INSTRUCTIONS FOR THE TASK: For this exercise, print all of the entries exactly as given.

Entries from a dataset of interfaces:
BEGIN

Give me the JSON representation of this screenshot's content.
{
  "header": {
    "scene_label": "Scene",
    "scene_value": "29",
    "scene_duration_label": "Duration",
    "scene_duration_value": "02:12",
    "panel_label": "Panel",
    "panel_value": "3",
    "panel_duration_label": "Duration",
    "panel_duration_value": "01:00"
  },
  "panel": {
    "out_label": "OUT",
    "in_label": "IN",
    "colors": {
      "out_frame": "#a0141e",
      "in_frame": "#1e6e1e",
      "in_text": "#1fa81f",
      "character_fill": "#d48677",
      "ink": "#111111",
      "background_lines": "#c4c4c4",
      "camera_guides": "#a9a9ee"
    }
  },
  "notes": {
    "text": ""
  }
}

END

TASK OUTPUT:
Give me the JSON representation of this screenshot's content.
{
  "header": {
    "scene_label": "Scene",
    "scene_value": "29",
    "scene_duration_label": "Duration",
    "scene_duration_value": "02:12",
    "panel_label": "Panel",
    "panel_value": "3",
    "panel_duration_label": "Duration",
    "panel_duration_value": "01:00"
  },
  "panel": {
    "out_label": "OUT",
    "in_label": "IN",
    "colors": {
      "out_frame": "#a0141e",
      "in_frame": "#1e6e1e",
      "in_text": "#1fa81f",
      "character_fill": "#d48677",
      "ink": "#111111",
      "background_lines": "#c4c4c4",
      "camera_guides": "#a9a9ee"
    }
  },
  "notes": {
    "text": ""
  }
}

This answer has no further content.